The Poem

“For a Freshman Reader” is a poem of twenty-two lines divided into eleven un-rhymed couplets. The poem is exemplary of syllabic structure; each line is precisely seven syllables long. While the syllabic form may seem restrictive, each line achieves the naturalness and fluidity of speech. This poem creates a particular tone and cast to the speech of its narrator. In the first person, the speaker directs comments to those present—listeners, readers, disciples, pupils—as in a dramatic monologue. One does not hear the responses to the poem. The voice, however, is seamless and provides a miniature but complete portrait of the speaker.

The epigram’s reference is to the German poet Hans Magnus Enzensberger who, writing in the decades immediately after the World War II, rebuked any inward turning as a sign of the conditions that led to the rise of Nazism and the persistence of the underlying prewar conditions after the war. Donald Justice adopts the severe tone of Enzensberger’s poetry to warn of history’s lessons.

The title suggests a proposal for a textbook, course of study, curricula, or anthology to introduce a beginning reader into something beyond literature, as the ominous opening couplet suggests: “Don’t bother with odes, my son./ Timetables are more precise.” This opening couplet establishes an ironic tone that implicitly condemns those who believe in timetables rather than odes or those who put more value in precision...

(The entire section is 521 words.)

Forms and Devices

The two most significant aspects of “For a Freshman Reader,” as well as for many of Justice’s poems, are the voice and the formal structure of the poem. In “For a Freshman Reader,” the two are inseparable. This achievement suggests how complete the poem is, how it refutes critical or interpretive interventions because the poem is a thing unto itself, an entity whose elegance allows for nothing extraneous. Indeed, to be elegant, by definition, demands choice and selection; there is no place for the extraneous. This consideration is very much part of the poem’s demands of its form and voice.

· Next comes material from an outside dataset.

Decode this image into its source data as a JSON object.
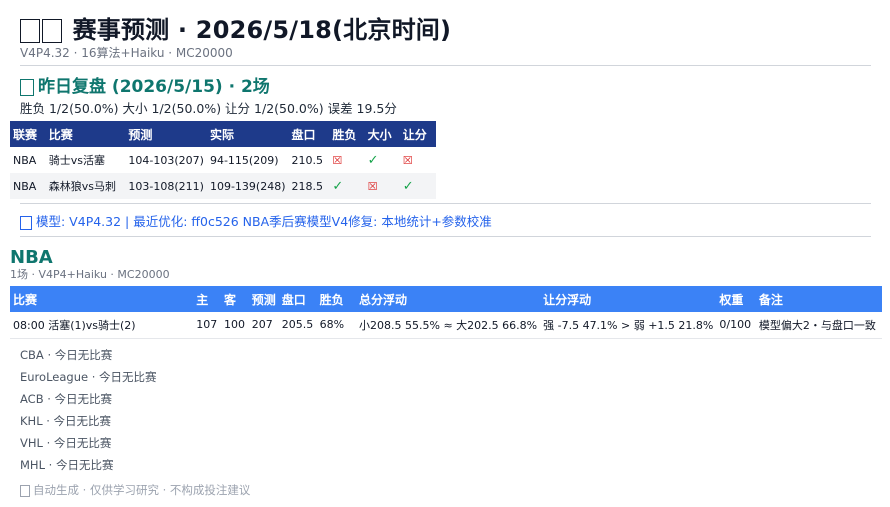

The syllabic demands create a spare, balanced, and direct voice. The formal limits of syllabic composition provide, but do not necessitate, the sense of restraint in the voice. The voice commands and assumes a paternal air in such lines as the opening line or “Watch it, don’t sing.” The measured pace of the syllabic form suggests the speaker’s character is methodological and circumspect, yet also angry. The voice also carries within it a historical knowledge that allows the speaker to foresee the future’s possibilities: “The day will come when once more/ Lists will be nailed to the door.” The employment of syllabics conjoined with Justice’s ability to conceive of a dramatically whole voice gives the poem the quality of the inevitable. While syllabic composition can be used extravagantly, as in the poetry of Marianne Moore, Justice usually...

(The entire section is 503 words.)